KVM select Virtual Hard Disk for Windows Installation

Windows installer shall start installing Windows. It may take a while to complete the Windows installation and may reboot several times during the installation. You’ll be presented with a series of Windows Setup screens as below:

  • Select your country
  • Keyboard Layout type
  • Want to add a second keyboard layout? – Skip
  • Let’s connect you to a network – I don’t have internet
  • There’s more to discover when you connect to the internet – Continue with limited setup
  • Who’s going to use this PC?
    • Set the username and password and series of security questions
  • Choose privacy settings for your device
    • You can configure according to your needs
  • Let Cortana help you get things done – Not Now

Relax as Windows takes a while to prepare the system.

Install Red Hat VirtIO Drivers

After successful installation, you’ll be presented with a login screen

KVM Windows 10 Installation login screen

Navigate to VirtIO CDROM Drive inside VM.

KVM Windows install VirtIO drivers

Double click on virtio-win-guest-tools executable to install all the necessary drivers for the Windows OS to use Virtual Hardwares.

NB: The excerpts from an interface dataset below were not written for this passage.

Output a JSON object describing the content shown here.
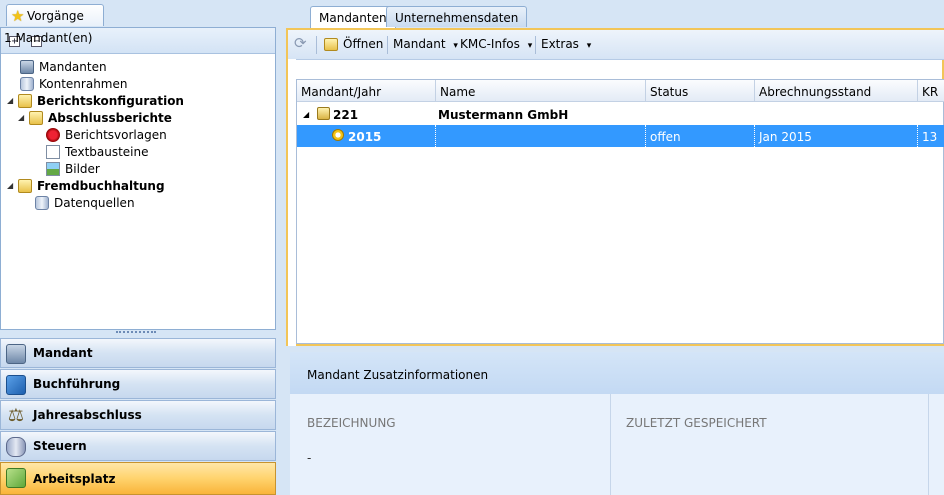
{
  "left_tab": {
    "label": "Vorgänge"
  },
  "tree_toolbar": {
    "expand": "+",
    "collapse": "−"
  },
  "tree": {
    "mandanten": "Mandanten",
    "kontenrahmen": "Kontenrahmen",
    "berichtskonfiguration": "Berichtskonfiguration",
    "abschlussberichte": "Abschlussberichte",
    "berichtsvorlagen": "Berichtsvorlagen",
    "textbausteine": "Textbausteine",
    "bilder": "Bilder",
    "fremdbuchhaltung": "Fremdbuchhaltung",
    "datenquellen": "Datenquellen"
  },
  "nav": {
    "mandant": "Mandant",
    "buchfuehrung": "Buchführung",
    "jahresabschluss": "Jahresabschluss",
    "steuern": "Steuern",
    "arbeitsplatz": "Arbeitsplatz"
  },
  "tabs": {
    "mandanten": "Mandanten",
    "unternehmensdaten": "Unternehmensdaten"
  },
  "toolbar": {
    "oeffnen": "Öffnen",
    "mandant": "Mandant",
    "kmc": "KMC-Infos",
    "extras": "Extras",
    "dropdown_glyph": "▾"
  },
  "count": "1 Mandant(en)",
  "grid": {
    "headers": {
      "mandant_jahr": "Mandant/Jahr",
      "name": "Name",
      "status": "Status",
      "abrechnungsstand": "Abrechnungsstand",
      "kr": "KR"
    },
    "row1": {
      "id": "221",
      "name": "Mustermann GmbH"
    },
    "row2": {
      "year": "2015",
      "status": "offen",
      "stand": "Jan 2015",
      "kr": "13"
    }
  },
  "info": {
    "title": "Mandant Zusatzinformationen",
    "bezeichnung_label": "BEZEICHNUNG",
    "bezeichnung_value": "-",
    "zuletzt_label": "ZULETZT GESPEICHERT"
  },
  "colors": {
    "selection": "#3399ff",
    "active_nav": "#ffd36d",
    "panel_border": "#f2c558"
  }
}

KVM Windows Virtio-win-guest-tools installer

After successful installation of the VirtIO drivers, your network will get activated and you are good to use the internet now.

Prepare the Windows guest OS for Cloud Use

Now that the guest OS is installed, we must configure the system for use in a Cloud environment. Cloudbase Solutions has developed Cloudbase-Init which is the Windows equivalent of the Cloud-Init project used on most OpenStack Linux images.

Download the Cloudbase-init and install it on the newly created Windows 10 VM instance. Leave the default options during Cloudbase-init installer and Install. Before the finish of the Cloudbase-init installer make sure you selected both the checkboxes.

Run Sysprep to create the generalized image: checked

Shutdown when Sysprep terminates:  checked

KVM Windows Virtio-win-guest-tools installer

Click Finish and Sysprep will run for a while and automatically shut down the system.

KVM Windows sysprep - Processing generalize phase sysprep plugins

Now the Windows 10 QCOW2 image at the location /var/lib/libvirt/images on the server is an OpenStack enabled Cloud Image.

However, when using Windows 10 QCOW2 image in OpenStack, had to wait for a long time for the image to boot up. This was because of an error in Windows unattend file configuration. Follow the article: How to fix Windows could not parse or process the unattend answer file for Pass Specialize to solve the issue and now the Windows 10 QCOW2 image is ready to be deployed in OpenStack Cloud.

Proceed further to create a Windows Image with Autologin configured so that the user need not manually provide the username and password for every bootup. Export the Windows 10 QCOW2 image to be deployed in OpenStack Cloud with has an Autologin feature enabled!

Was this article helpful?

Related Articles

Leave a Comment